A blog for gourmet palates
living on squatter budgets.
Saturday, November 26, 2011
Kiss My Morbier
Muenster, flour, bell pepper, scallion, carnation milk, & butter
Woe betide the creature who steps into my garden when I’m cooking Thanksgiving dinner. For me, cooking is a deep, meditative journey and to prepare for such an adventure, I must nourish my spirit with secret treats that will get me through the congested parking lots, frequent jaunts to Walmart and Whole Foods, chopping, massaging, and leaky onion-eyes. These treats are not on the menu. They’re in my gourmet squatter stash. This year I hooked myself up with a quarter pound of morbier and Boar's Head Prosciutto Piccolo. The prosciutto piccolo tastes like a knock-off Proscuitto di Parma with its yummy, salty bite. And it’s way cheaper. I love morbier funk—the detestable, French cheese aroma that’s comparable to sweaty armpits. I grabbed some Jamaican water crackers from my mother’s cracker jar since they were there. These crackers are thick and can handle the most creative topping towers. I made this crazy dip with mayo, finely chopped rosemary I pulled from my garden, ground black pepper and a spike of scotch bonnet pepper sauce. Increíble. And, of course, there’s the wine. I bought an Australian Grenache not worth mentioning and ended up sipping some Korbel a cousin gave me as a gift. It’s not Champagne, but it served its purpose. I was ready to work.
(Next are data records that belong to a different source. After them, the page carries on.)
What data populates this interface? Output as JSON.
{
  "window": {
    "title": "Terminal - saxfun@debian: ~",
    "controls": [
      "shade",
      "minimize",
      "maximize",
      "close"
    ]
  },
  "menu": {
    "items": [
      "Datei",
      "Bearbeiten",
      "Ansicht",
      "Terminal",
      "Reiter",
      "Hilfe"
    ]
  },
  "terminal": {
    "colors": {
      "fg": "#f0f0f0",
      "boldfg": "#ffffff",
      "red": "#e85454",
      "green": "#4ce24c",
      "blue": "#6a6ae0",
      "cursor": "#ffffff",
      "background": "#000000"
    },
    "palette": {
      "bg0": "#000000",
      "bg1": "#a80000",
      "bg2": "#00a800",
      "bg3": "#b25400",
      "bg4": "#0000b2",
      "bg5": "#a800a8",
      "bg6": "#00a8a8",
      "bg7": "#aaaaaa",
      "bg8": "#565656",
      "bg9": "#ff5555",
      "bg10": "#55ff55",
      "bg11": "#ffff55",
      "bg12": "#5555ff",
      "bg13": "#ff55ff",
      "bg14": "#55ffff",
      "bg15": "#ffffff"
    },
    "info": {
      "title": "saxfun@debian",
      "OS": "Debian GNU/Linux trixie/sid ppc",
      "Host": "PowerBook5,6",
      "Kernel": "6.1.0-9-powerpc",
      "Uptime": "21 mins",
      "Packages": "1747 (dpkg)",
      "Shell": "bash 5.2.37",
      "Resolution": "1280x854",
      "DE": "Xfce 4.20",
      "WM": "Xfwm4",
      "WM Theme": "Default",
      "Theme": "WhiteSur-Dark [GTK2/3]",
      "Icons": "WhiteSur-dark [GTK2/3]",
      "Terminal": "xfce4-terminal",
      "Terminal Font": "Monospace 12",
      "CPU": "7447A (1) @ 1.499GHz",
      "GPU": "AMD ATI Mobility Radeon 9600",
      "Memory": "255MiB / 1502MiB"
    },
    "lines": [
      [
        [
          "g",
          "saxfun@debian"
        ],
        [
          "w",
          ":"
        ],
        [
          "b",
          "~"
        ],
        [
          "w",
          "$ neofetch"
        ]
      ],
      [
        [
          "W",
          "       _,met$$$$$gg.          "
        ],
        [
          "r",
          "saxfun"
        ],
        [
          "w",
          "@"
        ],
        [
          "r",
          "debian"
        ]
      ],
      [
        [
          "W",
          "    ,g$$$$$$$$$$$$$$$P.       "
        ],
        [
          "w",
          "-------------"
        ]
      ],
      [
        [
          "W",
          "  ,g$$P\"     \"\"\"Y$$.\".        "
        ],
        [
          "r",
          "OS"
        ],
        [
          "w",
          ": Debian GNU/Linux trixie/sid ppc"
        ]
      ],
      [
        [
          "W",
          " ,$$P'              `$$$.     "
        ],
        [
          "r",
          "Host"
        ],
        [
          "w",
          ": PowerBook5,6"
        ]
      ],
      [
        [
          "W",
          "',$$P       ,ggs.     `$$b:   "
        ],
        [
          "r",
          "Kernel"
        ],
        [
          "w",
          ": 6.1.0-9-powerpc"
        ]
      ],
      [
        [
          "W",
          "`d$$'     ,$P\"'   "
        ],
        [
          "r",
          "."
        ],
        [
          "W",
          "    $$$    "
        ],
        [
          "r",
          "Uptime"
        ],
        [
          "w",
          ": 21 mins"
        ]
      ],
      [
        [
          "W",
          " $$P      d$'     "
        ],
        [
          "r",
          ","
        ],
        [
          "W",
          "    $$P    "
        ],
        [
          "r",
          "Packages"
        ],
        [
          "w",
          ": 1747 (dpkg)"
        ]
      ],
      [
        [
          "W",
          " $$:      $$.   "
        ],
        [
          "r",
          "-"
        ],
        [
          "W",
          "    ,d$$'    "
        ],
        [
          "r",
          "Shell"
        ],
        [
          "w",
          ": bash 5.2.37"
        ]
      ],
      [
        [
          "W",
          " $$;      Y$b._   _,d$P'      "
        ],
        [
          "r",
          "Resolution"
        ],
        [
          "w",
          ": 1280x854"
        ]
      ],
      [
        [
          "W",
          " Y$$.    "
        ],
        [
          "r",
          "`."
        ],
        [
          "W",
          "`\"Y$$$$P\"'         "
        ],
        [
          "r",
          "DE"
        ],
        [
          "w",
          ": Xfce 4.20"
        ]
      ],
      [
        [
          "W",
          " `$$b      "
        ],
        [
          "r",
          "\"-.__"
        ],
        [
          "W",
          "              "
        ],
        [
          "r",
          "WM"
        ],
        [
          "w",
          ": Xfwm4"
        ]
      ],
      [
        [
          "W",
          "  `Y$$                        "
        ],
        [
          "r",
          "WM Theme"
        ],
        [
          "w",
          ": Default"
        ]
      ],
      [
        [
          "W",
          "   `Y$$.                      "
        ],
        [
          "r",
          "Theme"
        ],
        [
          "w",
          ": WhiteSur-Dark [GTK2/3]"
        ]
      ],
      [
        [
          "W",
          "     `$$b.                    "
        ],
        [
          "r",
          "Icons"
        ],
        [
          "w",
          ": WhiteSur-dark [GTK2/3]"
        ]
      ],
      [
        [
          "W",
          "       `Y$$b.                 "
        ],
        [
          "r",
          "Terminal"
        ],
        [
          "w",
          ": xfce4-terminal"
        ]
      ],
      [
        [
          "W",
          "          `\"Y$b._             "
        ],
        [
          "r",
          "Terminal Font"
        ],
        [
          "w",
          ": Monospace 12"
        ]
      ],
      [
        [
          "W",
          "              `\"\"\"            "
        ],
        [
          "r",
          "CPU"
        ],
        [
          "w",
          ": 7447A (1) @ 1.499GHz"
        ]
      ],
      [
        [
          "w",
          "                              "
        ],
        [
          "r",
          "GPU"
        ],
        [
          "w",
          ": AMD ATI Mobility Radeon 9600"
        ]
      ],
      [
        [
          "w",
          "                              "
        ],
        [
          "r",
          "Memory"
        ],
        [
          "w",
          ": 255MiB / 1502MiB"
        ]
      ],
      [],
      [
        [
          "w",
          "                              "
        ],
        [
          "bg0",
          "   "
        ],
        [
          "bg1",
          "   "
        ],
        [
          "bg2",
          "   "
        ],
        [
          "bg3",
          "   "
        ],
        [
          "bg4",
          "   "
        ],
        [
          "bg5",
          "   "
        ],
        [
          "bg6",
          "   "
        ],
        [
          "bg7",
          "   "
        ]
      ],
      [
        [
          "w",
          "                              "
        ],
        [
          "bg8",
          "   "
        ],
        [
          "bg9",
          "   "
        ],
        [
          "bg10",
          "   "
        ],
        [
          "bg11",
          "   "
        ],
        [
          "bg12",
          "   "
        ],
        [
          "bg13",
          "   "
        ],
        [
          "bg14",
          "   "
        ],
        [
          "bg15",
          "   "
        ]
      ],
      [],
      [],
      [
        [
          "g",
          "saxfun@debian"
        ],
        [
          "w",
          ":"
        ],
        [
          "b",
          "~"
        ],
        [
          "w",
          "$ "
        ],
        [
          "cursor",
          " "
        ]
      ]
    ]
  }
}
It’s taken me eight whole years t0 master the art of making a creamy mac-n-cheese. Inspired by Haitian cooks’ amazing macaroni au gratin, I subbed whole milk for carnation milk. I also subbed sharp cheddar with Finlandia aged Muenster which is reminiscent of a gorgeous, sharp British cheddar. It was a beautiful Thanksgiving dinner. My father told Jamaican duppy (ghost) stories that had us cry with laughter. I watched my family chew bones, their eyes licking the plates. When my mother wandered into the kitchen, I stuck a piece of piccolo-wrapped morbier into her mouth. “Mmmmm. Where did this come from?,” she asked.